Someone tells me that there are a lot of books showcasing haiku as a vibrant relevant genre that is not caught in a time trap. He emphatically states, “It goes against being a poet to be restricted to a single view of haiku.” His words belittle, believing he knows my mind . . . that retaining conditions by which haiku is a distinctive genre somehow limits his ‘freedom’. The topic has switched from haiku to the speaker’s sense of freedom. The prompts are reminiscent of revolutionary times a hundred years ago, when haiku was emerging in the West and revulsion peaked in railing against formal necessities. The upheaval of that time manifested in certain rationalizations, for instance, in the Japanese belief that blood type had something to do with feeling ––– people with Blood Type B were the most susceptible to a revolutionary spirit because they were a small minority in the sea of Type A ‘happy personalities’.

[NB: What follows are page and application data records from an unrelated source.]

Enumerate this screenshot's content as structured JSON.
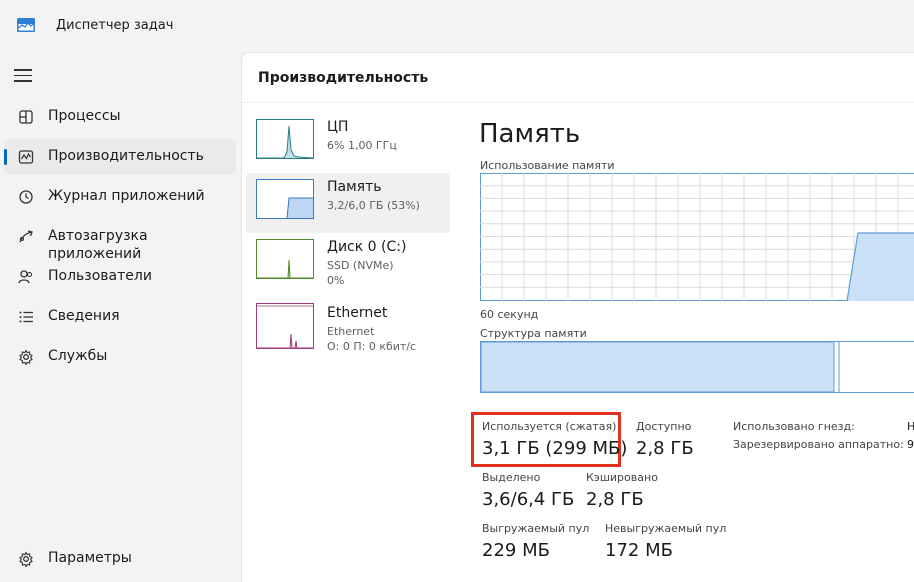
{
  "window": {
    "title": "Диспетчер задач",
    "app_icon": "task-manager-icon"
  },
  "nav": {
    "items": [
      {
        "label": "Процессы",
        "icon": "processes-icon"
      },
      {
        "label": "Производительность",
        "icon": "performance-icon",
        "active": true
      },
      {
        "label": "Журнал приложений",
        "icon": "app-history-icon"
      },
      {
        "label": "Автозагрузка приложений",
        "icon": "startup-apps-icon"
      },
      {
        "label": "Пользователи",
        "icon": "users-icon"
      },
      {
        "label": "Сведения",
        "icon": "details-icon"
      },
      {
        "label": "Службы",
        "icon": "services-icon"
      }
    ],
    "settings_label": "Параметры"
  },
  "content": {
    "header": "Производительность",
    "perf_items": [
      {
        "title": "ЦП",
        "sub1": "6%  1,00 ГГц",
        "sub2": ""
      },
      {
        "title": "Память",
        "sub1": "3,2/6,0 ГБ (53%)",
        "sub2": ""
      },
      {
        "title": "Диск 0 (C:)",
        "sub1": "SSD (NVMe)",
        "sub2": "0%"
      },
      {
        "title": "Ethernet",
        "sub1": "Ethernet",
        "sub2": "О: 0 П: 0 кбит/с"
      }
    ]
  },
  "memory": {
    "title": "Память",
    "usage_label": "Использование памяти",
    "time_label": "60 секунд",
    "structure_label": "Структура памяти",
    "stats": {
      "in_use_label": "Используется (сжатая)",
      "in_use_value": "3,1 ГБ (299 МБ)",
      "available_label": "Доступно",
      "available_value": "2,8 ГБ",
      "committed_label": "Выделено",
      "committed_value": "3,6/6,4 ГБ",
      "cached_label": "Кэшировано",
      "cached_value": "2,8 ГБ",
      "paged_label": "Выгружаемый пул",
      "paged_value": "229 МБ",
      "nonpaged_label": "Невыгружаемый пул",
      "nonpaged_value": "172 МБ",
      "slots_label": "Использовано гнезд:",
      "slots_value": "Н",
      "reserved_label": "Зарезервировано аппаратно:",
      "reserved_value": "9,"
    },
    "in_use_fraction": 0.53,
    "colors": {
      "accent": "#0067c0",
      "memory_fill": "#c9e0f7",
      "memory_line": "#5e9bd8",
      "highlight": "#e0301e"
    }
  }
}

In the Russia of a hundred years ago Boris Pasternak began to write contrary to the accepted socialist realism by focusing concern on the welfare of individual characters. His point is squarely made in the poignant scene in his “Dr. Zhivago” when Yuri Zhivago first meets his half brother:

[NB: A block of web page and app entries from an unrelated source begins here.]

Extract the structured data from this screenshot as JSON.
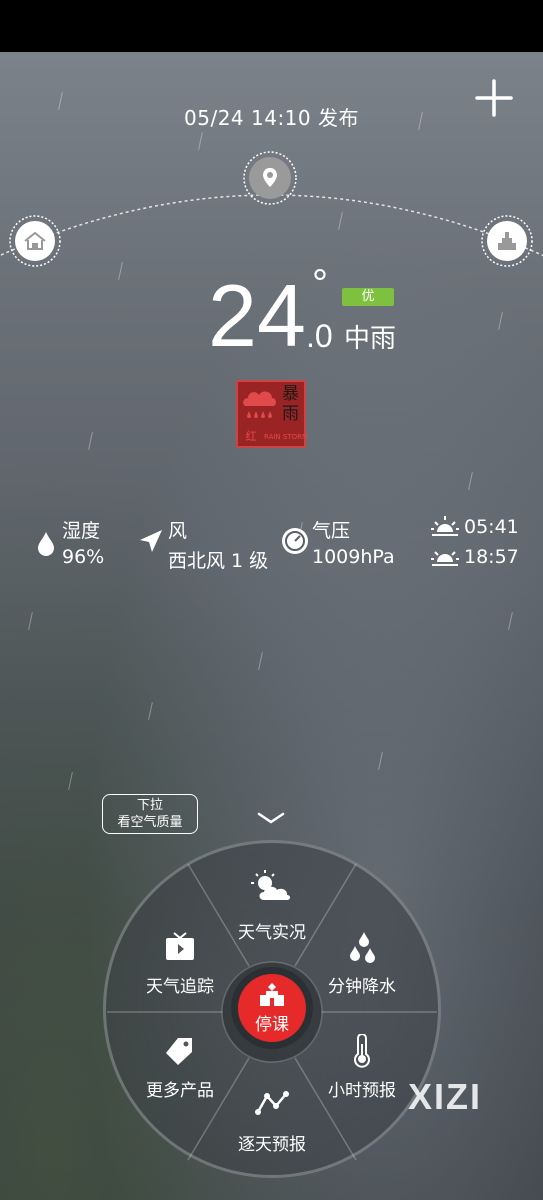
{
  "header": {
    "publish_time": "05/24  14:10 发布"
  },
  "current": {
    "temp_int": "24",
    "temp_deg": "°",
    "temp_dec": ".0",
    "condition": "中雨",
    "aqi": "优"
  },
  "alert": {
    "top": "暴",
    "bottom": "雨",
    "level": "红",
    "en": "RAIN STORM"
  },
  "details": {
    "humidity_label": "湿度",
    "humidity_value": "96%",
    "wind_label": "风",
    "wind_value": "西北风 1 级",
    "pressure_label": "气压",
    "pressure_value": "1009hPa",
    "sunrise": "05:41",
    "sunset": "18:57"
  },
  "tooltip": {
    "line1": "下拉",
    "line2": "看空气质量"
  },
  "wheel": {
    "items": [
      "天气实况",
      "分钟降水",
      "小时预报",
      "逐天预报",
      "更多产品",
      "天气追踪"
    ],
    "center": "停课"
  },
  "watermark": "XIZI",
  "colors": {
    "aqi_good": "#7ec13f",
    "alert_red": "#9a2424",
    "center_red": "#e62a2a"
  },
  "icons": [
    "menu-icon",
    "add-icon",
    "home-location-icon",
    "gps-location-icon",
    "landmark-location-icon",
    "raindrop-icon",
    "wind-arrow-icon",
    "gauge-icon",
    "sunrise-icon",
    "sunset-icon",
    "chevron-down-icon"
  ]
}
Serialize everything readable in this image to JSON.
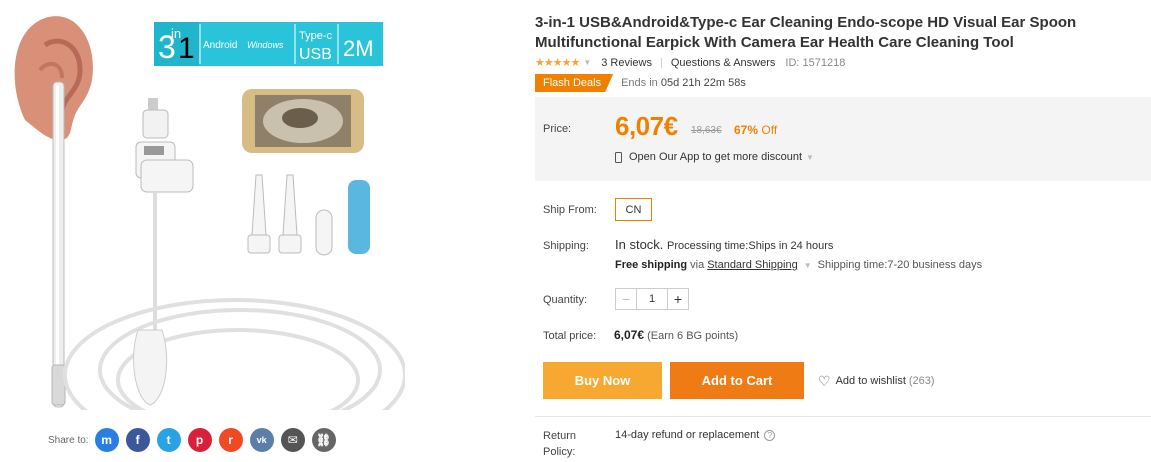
{
  "product_image": {
    "banner_3in1_big": "3",
    "banner_3in1_sub": "in",
    "banner_3in1_one": "1",
    "banner_android": "Android",
    "banner_windows": "Windows",
    "banner_typec": "Type-c",
    "banner_usb": "USB",
    "banner_2m": "2M"
  },
  "share": {
    "label": "Share to:",
    "icons": [
      {
        "name": "messenger-icon",
        "glyph": "m",
        "color": "#2a7de1"
      },
      {
        "name": "facebook-icon",
        "glyph": "f",
        "color": "#3b5998"
      },
      {
        "name": "twitter-icon",
        "glyph": "t",
        "color": "#29a3e6"
      },
      {
        "name": "pinterest-icon",
        "glyph": "p",
        "color": "#d7213b"
      },
      {
        "name": "reddit-icon",
        "glyph": "r",
        "color": "#ef4a23"
      },
      {
        "name": "vk-icon",
        "glyph": "vk",
        "color": "#5b7fa6"
      },
      {
        "name": "email-icon",
        "glyph": "✉",
        "color": "#555555"
      },
      {
        "name": "link-icon",
        "glyph": "⛓",
        "color": "#666666"
      }
    ]
  },
  "product": {
    "title": "3-in-1 USB&Android&Type-c Ear Cleaning Endo-scope HD Visual Ear Spoon Multifunctional Earpick With Camera Ear Health Care Cleaning Tool",
    "stars": "★★★★★",
    "reviews": "3 Reviews",
    "qa": "Questions & Answers",
    "id": "ID: 1571218"
  },
  "flash": {
    "badge": "Flash Deals",
    "ends_label": "Ends in",
    "countdown": "05d 21h 22m 58s"
  },
  "price": {
    "label": "Price:",
    "current": "6,07€",
    "original": "18,63€",
    "discount_pct": "67%",
    "discount_word": "Off",
    "app_promo": "Open Our App to get more discount"
  },
  "shipping": {
    "ship_from_label": "Ship From:",
    "ship_from_value": "CN",
    "label": "Shipping:",
    "stock": "In stock.",
    "processing": "Processing time:Ships in 24 hours",
    "free": "Free shipping",
    "via": "via",
    "method": "Standard Shipping",
    "time": "Shipping time:7-20 business days"
  },
  "quantity": {
    "label": "Quantity:",
    "minus": "−",
    "value": "1",
    "plus": "+"
  },
  "total": {
    "label": "Total price:",
    "amount": "6,07€",
    "points": "(Earn 6 BG points)"
  },
  "actions": {
    "buy_now": "Buy Now",
    "add_to_cart": "Add to Cart",
    "wishlist": "Add to wishlist",
    "wishlist_count": "(263)"
  },
  "return_policy": {
    "label": "Return Policy:",
    "value": "14-day refund or replacement"
  },
  "colors": {
    "accent": "#f08000",
    "buy_now": "#f7a830",
    "add_to_cart": "#ee7b14",
    "banner_cyan": "#29c4d9"
  }
}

Yuri: You’re just as I imagined. You're my political conscience.
Yevgraf: (I asked him hadn’t he one of his own. [Yuri laughs and then talks seriously.] And so he talked about the revolution. . . )
Yevgraf: - it’s surgery. It’s genius. (Mischievous) Only genius could be so clumsy. You lay life on a table and you cut out all the tumors of injustice.
Yuri: Ah. But that’s a deep operation. Someone must keep Life alive while you do it. By living. (Gently) Isn’t that right?
Yevgraf: ( I thought then it was wrong.)
first leaf falls -
as the maple goes dormant
let’s tap it